Keep every line in which "post" occurs and drop the rest of the data.

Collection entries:
== Segment start ==

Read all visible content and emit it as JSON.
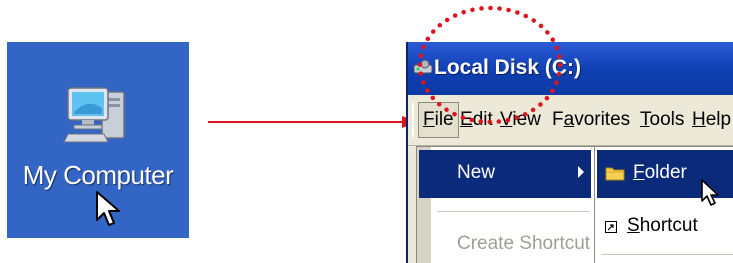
{
  "desktop": {
    "icon_name": "computer-icon",
    "label": "My Computer",
    "background": "#3366c4"
  },
  "window": {
    "title": "Local Disk (C:)",
    "titlebar_color": "#0b3aa5",
    "menu": [
      {
        "pre": "",
        "key": "F",
        "post": "ile"
      },
      {
        "pre": "",
        "key": "E",
        "post": "dit"
      },
      {
        "pre": "",
        "key": "V",
        "post": "iew"
      },
      {
        "pre": "F",
        "key": "a",
        "post": "vorites"
      },
      {
        "pre": "",
        "key": "T",
        "post": "ools"
      },
      {
        "pre": "",
        "key": "H",
        "post": "elp"
      }
    ]
  },
  "file_menu": {
    "new_label": "New",
    "create_shortcut_label": "Create Shortcut"
  },
  "new_submenu": {
    "folder": {
      "key": "F",
      "post": "older"
    },
    "shortcut": {
      "key": "S",
      "post": "hortcut"
    }
  },
  "colors": {
    "annotation": "#e0141e",
    "highlight": "#0b2a7a"
  }
}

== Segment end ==

§ Solved problem:
        "post": "ile"
        "post": "dit"
        "post": "iew"
        "post": "vorites"
        "post": "ools"
        "post": "elp"
      "post": "older"
      "post": "hortcut"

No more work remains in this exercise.